New York Gov. Andrew Cuomo will be getting less money than expected to finance part of the construction of the new Tappan Zee bridge — at least for now.
The governor had initially sought more than $500 million dollars from an environmental loan fund controlled by the New York State Environmental Facilities Corp. But environmentalists, newspaper editorial boards and even federal regulators questioned how much of the request qualified as water quality projects. The Public Authorities Control Board, a state panel made up of representatives from the legislature as well as the governor, approved just $256 million, half of the original amount, Wednesday afternoon.
State Sen. John DeFrancisco, a Republican from Syracuse, took credit for getting the loan cut in two until next year. He cast the deciding vote to go ahead with the loan, but not before expressing reservations.
“I don’t want a plan to be named later and then the bridge is half way up,” DeFrancisco said. “And then under those circumstances we have to figure out where we’re going to get the additional money.”
Afterward, DeFrancisco said he thought the loan was part of a plan to postpone any toll hikes on the state Thruway until after this fall's elections. He said he was still unhappy that neither he, nor the public, has received a complete financial plan for the building of the new Tappan Zee Bridge.
“Borrow money and then pay for it out of tolls,” said DeFrancisco. “That’s the total plan.”
But Thruway Authority Executive Director Tom Madison, who attended the meeting, denied that the loan was part of an effort to put off toll hikes, though he added it was “fair to say” there would be an increase in tolls at some point in the future.
“This is about extraordinary environmental protections unprecedented in many ways in New York and across the country,” Madison said. “We’re proud that this is the first time that federal clean water monies are being used on a highway bridge project, which the law allows for.”
A group of 12 environmental and transportation organizations immediately called for an investigation by the state Authorities Budget Office. They say the project was rushed through and there was no way board members could have fully analyzed all the information before they acted.

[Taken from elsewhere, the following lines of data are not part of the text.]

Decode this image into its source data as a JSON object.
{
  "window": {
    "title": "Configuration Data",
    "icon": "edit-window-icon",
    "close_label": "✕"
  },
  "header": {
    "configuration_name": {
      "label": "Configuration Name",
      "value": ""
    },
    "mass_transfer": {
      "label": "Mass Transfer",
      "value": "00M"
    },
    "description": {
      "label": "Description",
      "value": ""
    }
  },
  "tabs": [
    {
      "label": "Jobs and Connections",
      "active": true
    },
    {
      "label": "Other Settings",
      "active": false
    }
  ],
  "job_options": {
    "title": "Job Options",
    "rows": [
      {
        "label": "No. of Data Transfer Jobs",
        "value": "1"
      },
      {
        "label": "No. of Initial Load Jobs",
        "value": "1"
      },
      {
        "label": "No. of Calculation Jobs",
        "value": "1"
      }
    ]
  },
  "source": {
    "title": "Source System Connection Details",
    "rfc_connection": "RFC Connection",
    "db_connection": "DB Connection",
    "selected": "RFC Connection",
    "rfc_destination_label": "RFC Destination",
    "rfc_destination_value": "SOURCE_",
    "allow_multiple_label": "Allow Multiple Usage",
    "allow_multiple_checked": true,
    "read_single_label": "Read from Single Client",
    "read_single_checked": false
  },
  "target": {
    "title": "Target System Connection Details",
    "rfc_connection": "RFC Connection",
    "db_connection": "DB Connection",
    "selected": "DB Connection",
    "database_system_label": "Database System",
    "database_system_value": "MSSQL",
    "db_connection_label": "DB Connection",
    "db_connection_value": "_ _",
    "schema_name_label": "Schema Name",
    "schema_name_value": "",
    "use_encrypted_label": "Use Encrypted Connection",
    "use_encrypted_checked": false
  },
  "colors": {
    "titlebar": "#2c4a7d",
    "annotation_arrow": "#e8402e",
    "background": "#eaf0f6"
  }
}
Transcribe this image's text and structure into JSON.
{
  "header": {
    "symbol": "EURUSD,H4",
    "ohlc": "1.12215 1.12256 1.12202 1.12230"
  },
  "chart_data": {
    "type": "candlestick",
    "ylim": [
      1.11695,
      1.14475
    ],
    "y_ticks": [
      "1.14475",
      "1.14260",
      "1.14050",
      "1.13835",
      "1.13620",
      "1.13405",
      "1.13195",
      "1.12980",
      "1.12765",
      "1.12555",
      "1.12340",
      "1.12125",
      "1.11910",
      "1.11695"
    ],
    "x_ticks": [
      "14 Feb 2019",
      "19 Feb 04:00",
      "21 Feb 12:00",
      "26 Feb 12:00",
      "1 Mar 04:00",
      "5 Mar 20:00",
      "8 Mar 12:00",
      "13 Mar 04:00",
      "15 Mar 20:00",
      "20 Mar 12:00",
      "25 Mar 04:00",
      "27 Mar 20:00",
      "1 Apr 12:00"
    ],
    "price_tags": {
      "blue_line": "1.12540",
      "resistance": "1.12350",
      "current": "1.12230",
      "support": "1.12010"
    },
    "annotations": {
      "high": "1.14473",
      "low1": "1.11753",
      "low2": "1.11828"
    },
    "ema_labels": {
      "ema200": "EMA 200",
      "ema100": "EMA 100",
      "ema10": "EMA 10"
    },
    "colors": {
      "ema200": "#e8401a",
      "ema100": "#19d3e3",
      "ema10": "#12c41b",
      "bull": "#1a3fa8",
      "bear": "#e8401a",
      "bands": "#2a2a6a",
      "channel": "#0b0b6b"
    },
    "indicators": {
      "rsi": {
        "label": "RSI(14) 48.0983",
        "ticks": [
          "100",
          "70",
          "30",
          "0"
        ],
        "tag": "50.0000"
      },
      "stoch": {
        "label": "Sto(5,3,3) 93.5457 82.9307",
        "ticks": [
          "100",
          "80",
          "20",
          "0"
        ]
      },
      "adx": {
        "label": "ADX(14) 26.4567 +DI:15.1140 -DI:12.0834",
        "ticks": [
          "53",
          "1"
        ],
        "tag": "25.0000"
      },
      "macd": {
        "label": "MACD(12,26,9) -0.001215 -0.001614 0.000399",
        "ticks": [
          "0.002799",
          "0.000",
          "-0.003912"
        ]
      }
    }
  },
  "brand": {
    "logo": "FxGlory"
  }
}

“We don’t believe they followed the fiduciary responsibilities that they took an oath on,” said Peter Iwanowicz, executive director of Environmental Advocates of New York.